Due to immense competition in the market, many developers either want to differentiate themselves from the herd and give the customer what they desire and many have to bend to the market pressure & provide what sometimes are unnecessary additions to people’s homes and common spaces.
Buyer related issues
Its all fine and dandy! The buyer gets what they want; they get to boast to their peers and relatives about what a great project they are living in; the endless list of specifications and amenities their campus has; etc. The developer is able to sell their product at a premium and why not? They have put in the effort and the money in to the project to make something of pride, they deserve the fruits of their labour!
But the problem starts when the buyers start to occupy the premises and the bills start coming in. Most of the buyers start realising that there is a heavy cost to feeding the elephant! This comes at a time when the buyer has taken on large loans to make their dream come true; the EMIs are being deducted from their salaries and they have to bear the cost of living from what remains. On top of that, when they have to bear the cost of these infinite amenities which they want to enjoy, it gives them a heartburn.
This doesn’t mean they don’t do it; they do! But eventually there emerge different factors which reduce their willingness to pay for these and these get sidelined to the point where they are not being maintained at all.
Who’s to blame?
What follows is a blame game. The developer is made to take these costs on their head as there are many things at stake for the developer. The developer has other projects going on or they have some unsold units in the same project or the next phase; which means they’ll be coerced into maintaining the project as long as the building management doesn’t take over the responsibilities.
This is seen everywhere in residential, commercial and mixed use projects. It has catastrophic effects on the project costs for the developer. And this turns into a pattern as the developer can’t sell the unsold units if the building looks unmaintained and the building doesn’t maintain the building as they know the developer will continue to maintain as long as his stake remains. There have been many instances where projects decline to get everything handed over to them in order to keep the developer on the hook. Recent laws such as Real Estate (Regulation and development) Act, 2016 has favoured the buyers and media misinformation allows some belligerent elements to exploit the developer for their fear of being dis-reputed.
A building’s soul ignored?

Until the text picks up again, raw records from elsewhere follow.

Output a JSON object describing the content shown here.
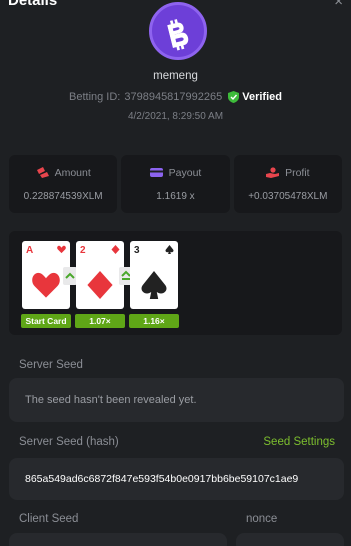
{
  "header": {
    "title": "Details",
    "close_label": "×"
  },
  "player": {
    "username": "memeng",
    "betting_id_label": "Betting ID:",
    "betting_id": "3798945817992265",
    "verified_label": "Verified",
    "datetime": "4/2/2021, 8:29:50 AM"
  },
  "stats": {
    "amount_label": "Amount",
    "amount_value": "0.228874539XLM",
    "payout_label": "Payout",
    "payout_value": "1.1619 x",
    "profit_label": "Profit",
    "profit_value": "+0.03705478XLM"
  },
  "game": {
    "cards": [
      {
        "rank": "A",
        "suit": "heart"
      },
      {
        "rank": "2",
        "suit": "diamond"
      },
      {
        "rank": "3",
        "suit": "spade"
      }
    ],
    "badges": [
      "Start Card",
      "1.07×",
      "1.16×"
    ]
  },
  "seeds": {
    "server_seed_label": "Server Seed",
    "server_seed_value": "The seed hasn't been revealed yet.",
    "server_hash_label": "Server Seed (hash)",
    "seed_settings_label": "Seed Settings",
    "server_hash_value": "865a549ad6c6872f847e593f54b0e0917bb6be59107c1ae9",
    "client_seed_label": "Client Seed",
    "nonce_label": "nonce"
  },
  "colors": {
    "background": "#1e2023",
    "panel": "#17181b",
    "field": "#27292d",
    "accent_green": "#5fa617",
    "link_green": "#7dbf2e",
    "avatar_purple": "#6d3fd8"
  }
}
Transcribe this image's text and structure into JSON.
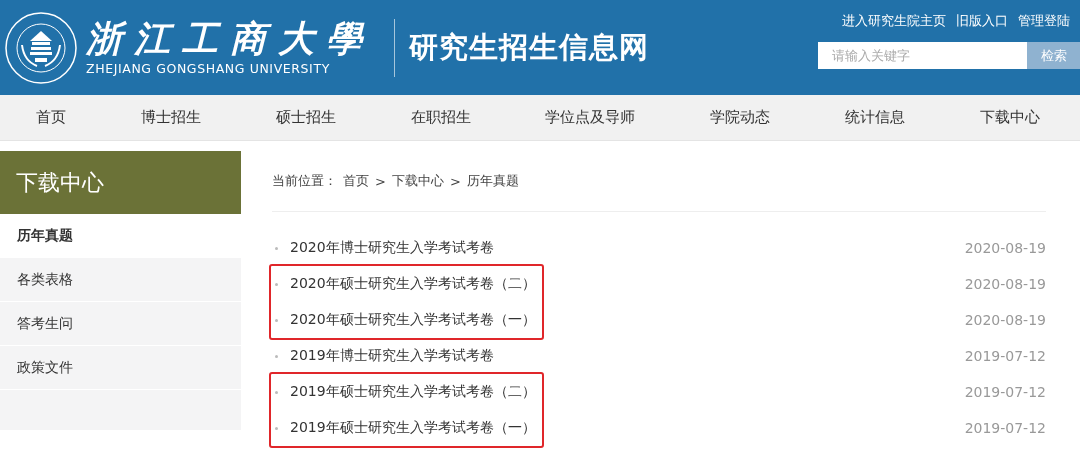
{
  "header": {
    "logo_name": "浙江工商大學",
    "logo_english": "ZHEJIANG GONGSHANG UNIVERSITY",
    "site_title": "研究生招生信息网",
    "links": [
      "进入研究生院主页",
      "旧版入口",
      "管理登陆"
    ],
    "search": {
      "placeholder": "请输入关键字",
      "button": "检索"
    }
  },
  "nav": [
    "首页",
    "博士招生",
    "硕士招生",
    "在职招生",
    "学位点及导师",
    "学院动态",
    "统计信息",
    "下载中心"
  ],
  "sidebar": {
    "title": "下载中心",
    "items": [
      {
        "label": "历年真题",
        "selected": true
      },
      {
        "label": "各类表格",
        "selected": false
      },
      {
        "label": "答考生问",
        "selected": false
      },
      {
        "label": "政策文件",
        "selected": false
      }
    ]
  },
  "breadcrumb": {
    "prefix": "当前位置：",
    "items": [
      "首页",
      "下载中心",
      "历年真题"
    ],
    "separator": ">"
  },
  "groups": [
    {
      "highlighted": false,
      "items": [
        {
          "title": "2020年博士研究生入学考试考卷",
          "date": "2020-08-19"
        }
      ]
    },
    {
      "highlighted": true,
      "items": [
        {
          "title": "2020年硕士研究生入学考试考卷（二）",
          "date": "2020-08-19"
        },
        {
          "title": "2020年硕士研究生入学考试考卷（一）",
          "date": "2020-08-19"
        }
      ]
    },
    {
      "highlighted": false,
      "items": [
        {
          "title": "2019年博士研究生入学考试考卷",
          "date": "2019-07-12"
        }
      ]
    },
    {
      "highlighted": true,
      "items": [
        {
          "title": "2019年硕士研究生入学考试考卷（二）",
          "date": "2019-07-12"
        },
        {
          "title": "2019年硕士研究生入学考试考卷（一）",
          "date": "2019-07-12"
        }
      ]
    }
  ]
}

Speaking of repute, There has been a trend in the recent years to provide superficial elements in residential projects which ignore time proven engineering techniques of preventing damages to the structure. There are many reputed developers who take precautions to deliver a well engineered project and there is a faction which only attracts the customers by virtue of extravagant features which compromise the long term maintainability of the building. By focussing on the “Makeup” of the building not on the basic services such as a strong, durable structure, good quality brickwork and plaster, waterproofing, plumbing design in the building to make sure it doesn’t suffer damages in future causing leakages, space planning in the units with proper light and ventillation, etc. These essential factors have been reduced to being trivial and external elements such as size of the flooring tiles and branded sanitary/CP fittings, lavishly designed lobbies,and what not are being brought to the forefront.
Reducing Life Cycle costs
While finishing items matter, but the core of the building is much more important. It is paramount now more than ever that we build in a sustainable manner to reduce its energy consumption, provide solutions which will stand the test of time and materials which are highly durable with workmanship which allows for the materials to function as per design.
Providing a highly marketable trendy solution which may need replacement or frequent maintenance/repair in just a few years after occupants start using it will not only hamper the developer’s reputation; but the occupant will suffer far more due to constant issues. Furthermore, frequent repair harms the structure further repeatedly and irreversibly in some cases. So, in conclusion, we should develop projects with proper planning, services, durability and sustainably to allow the occupants to reduce their life cycle costs.